__Exercise__.
All lines containing the string "name" must be copied from the entries.

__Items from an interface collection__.
[Start of Attachment]

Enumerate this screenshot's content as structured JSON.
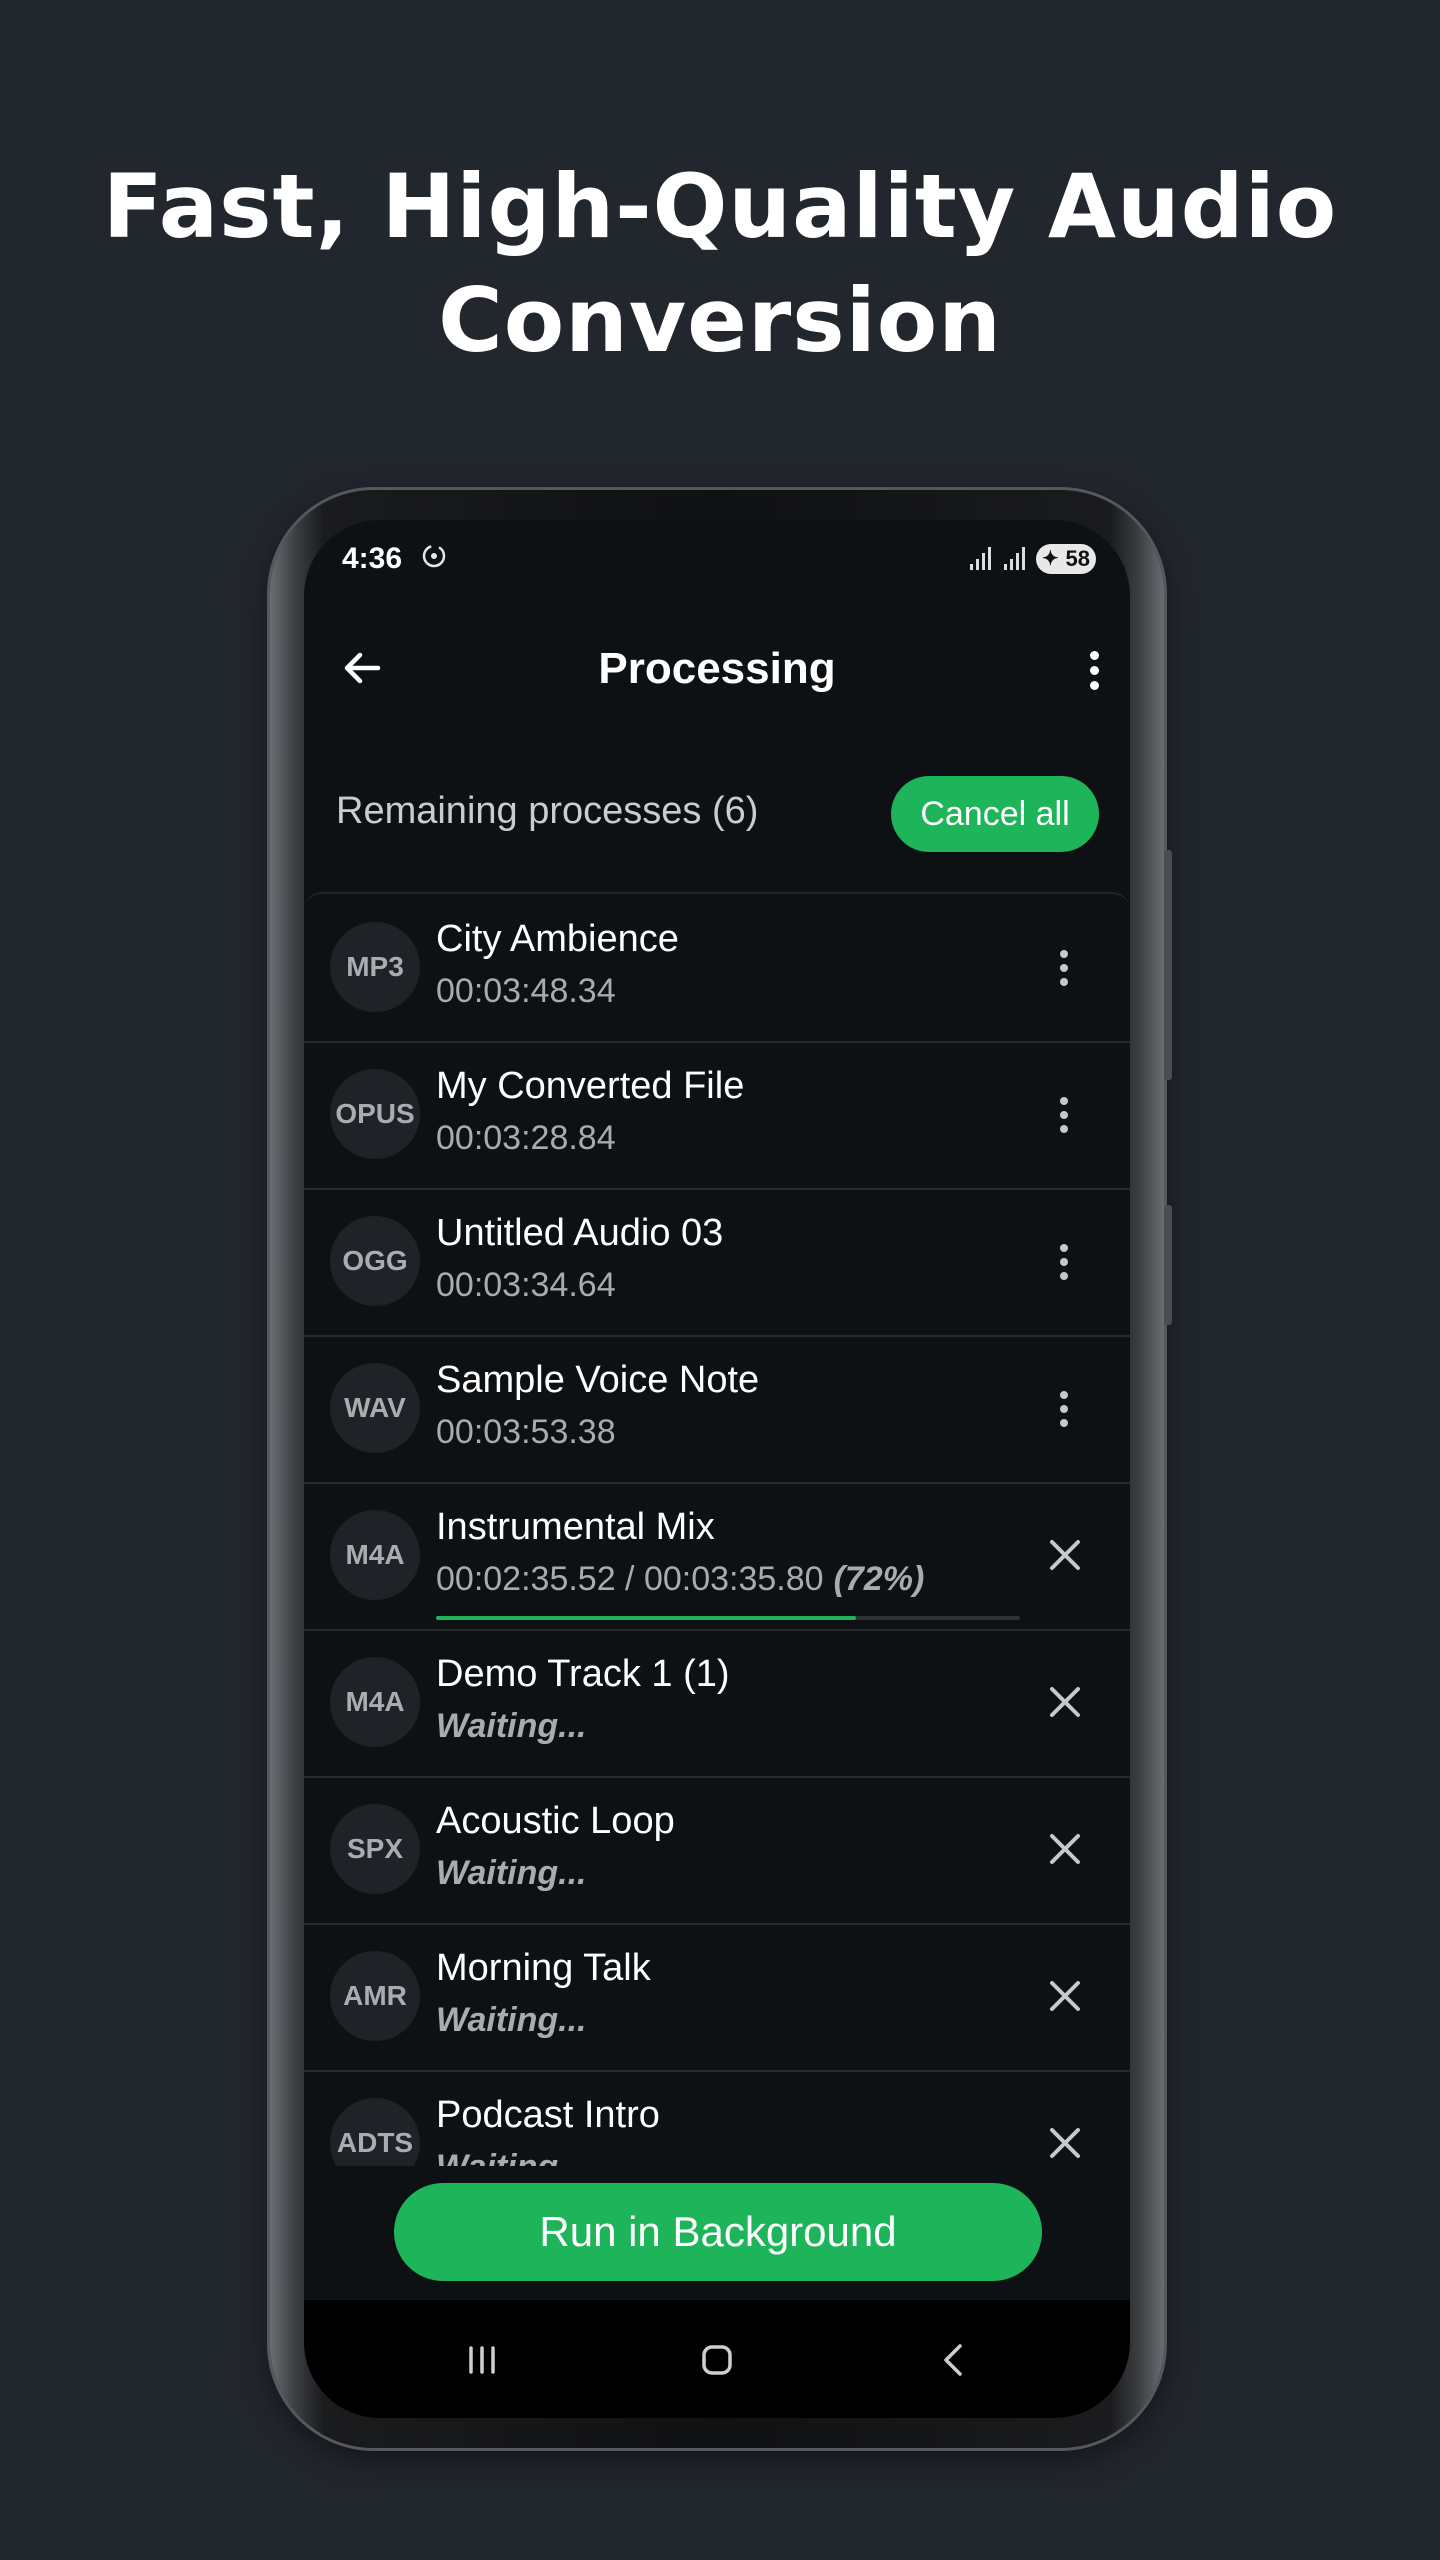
{
  "headline": {
    "line1": "Fast, High-Quality Audio",
    "line2": "Conversion"
  },
  "status_bar": {
    "time": "4:36",
    "battery": "58",
    "icons": [
      "sync-icon",
      "signal-icon",
      "signal-icon",
      "battery-icon"
    ]
  },
  "app_bar": {
    "title": "Processing",
    "back_icon": "arrow-left-icon",
    "menu_icon": "more-vert-icon"
  },
  "summary": {
    "remaining_label": "Remaining processes (6)",
    "cancel_all_label": "Cancel all"
  },
  "items": [
    {
      "format": "MP3",
      "name": "City Ambience",
      "detail": "00:03:48.34",
      "action": "more"
    },
    {
      "format": "OPUS",
      "name": "My Converted File",
      "detail": "00:03:28.84",
      "action": "more"
    },
    {
      "format": "OGG",
      "name": "Untitled Audio 03",
      "detail": "00:03:34.64",
      "action": "more"
    },
    {
      "format": "WAV",
      "name": "Sample Voice Note",
      "detail": "00:03:53.38",
      "action": "more"
    },
    {
      "format": "M4A",
      "name": "Instrumental Mix",
      "detail": "00:02:35.52 / 00:03:35.80",
      "percent_label": "(72%)",
      "progress": 0.72,
      "action": "cancel"
    },
    {
      "format": "M4A",
      "name": "Demo Track 1 (1)",
      "detail": "Waiting...",
      "action": "cancel"
    },
    {
      "format": "SPX",
      "name": "Acoustic Loop",
      "detail": "Waiting...",
      "action": "cancel"
    },
    {
      "format": "AMR",
      "name": "Morning Talk",
      "detail": "Waiting...",
      "action": "cancel"
    },
    {
      "format": "ADTS",
      "name": "Podcast Intro",
      "detail": "Waiting...",
      "action": "cancel"
    }
  ],
  "footer": {
    "run_background_label": "Run in Background"
  },
  "nav_bar": {
    "icons": [
      "recents-icon",
      "home-icon",
      "back-icon"
    ]
  },
  "colors": {
    "accent": "#1db45a",
    "page_background": "#22262d",
    "screen_background": "#0d1114"
  }
}
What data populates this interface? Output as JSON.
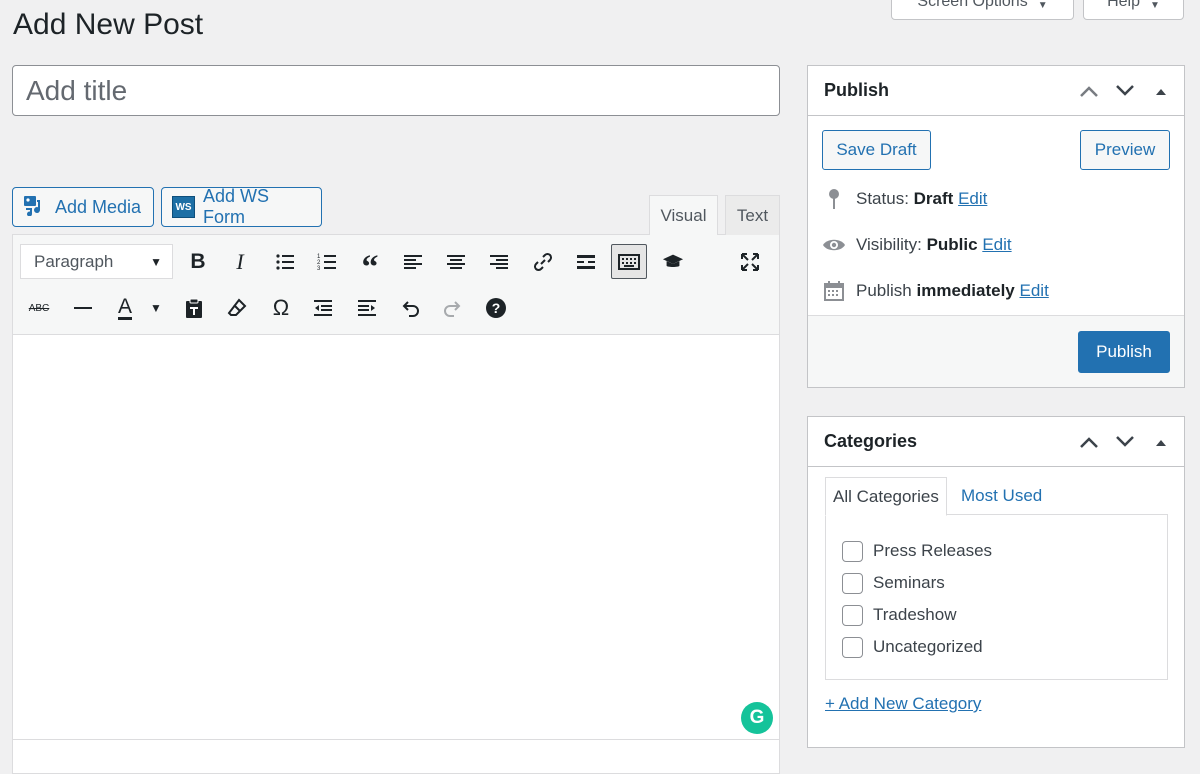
{
  "page": {
    "title": "Add New Post"
  },
  "screen_meta": {
    "screen_options": "Screen Options",
    "help": "Help"
  },
  "post_title": {
    "placeholder": "Add title",
    "value": ""
  },
  "media_buttons": {
    "add_media": "Add Media",
    "add_ws_form": "Add WS Form",
    "ws_logo": "WS"
  },
  "editor_tabs": {
    "visual": "Visual",
    "text": "Text",
    "active": "Visual"
  },
  "toolbar": {
    "format_select": "Paragraph",
    "row1": [
      "bold-icon",
      "italic-icon",
      "bulleted-list-icon",
      "numbered-list-icon",
      "blockquote-icon",
      "align-left-icon",
      "align-center-icon",
      "align-right-icon",
      "link-icon",
      "read-more-icon",
      "toolbar-toggle-icon",
      "graduation-cap-icon",
      "fullscreen-icon"
    ],
    "row2": [
      "strikethrough-icon",
      "horizontal-line-icon",
      "text-color-icon",
      "paste-as-text-icon",
      "clear-formatting-icon",
      "special-character-icon",
      "outdent-icon",
      "indent-icon",
      "undo-icon",
      "redo-icon",
      "help-icon"
    ],
    "strikethrough_text": "ABC",
    "text_color_letter": "A",
    "omega": "Ω",
    "help_glyph": "?"
  },
  "grammarly": {
    "letter": "G",
    "color": "#15c39a"
  },
  "publish_box": {
    "title": "Publish",
    "save_draft": "Save Draft",
    "preview": "Preview",
    "status_label": "Status:",
    "status_value": "Draft",
    "visibility_label": "Visibility:",
    "visibility_value": "Public",
    "publish_label": "Publish",
    "publish_value": "immediately",
    "edit": "Edit",
    "publish_button": "Publish"
  },
  "categories_box": {
    "title": "Categories",
    "tab_all": "All Categories",
    "tab_most_used": "Most Used",
    "items": [
      {
        "label": "Press Releases",
        "checked": false
      },
      {
        "label": "Seminars",
        "checked": false
      },
      {
        "label": "Tradeshow",
        "checked": false
      },
      {
        "label": "Uncategorized",
        "checked": false
      }
    ],
    "add_new": "+ Add New Category"
  },
  "colors": {
    "accent": "#2271b1",
    "background": "#f0f0f1",
    "border": "#c3c4c7"
  }
}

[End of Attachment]

__Problem solution__.
      "name": "City Ambience",
      "name": "My Converted File",
      "name": "Untitled Audio 03",
      "name": "Sample Voice Note",
      "name": "Instrumental Mix",
      "name": "Demo Track 1 (1)",
      "name": "Acoustic Loop",
      "name": "Morning Talk",
      "name": "Podcast Intro",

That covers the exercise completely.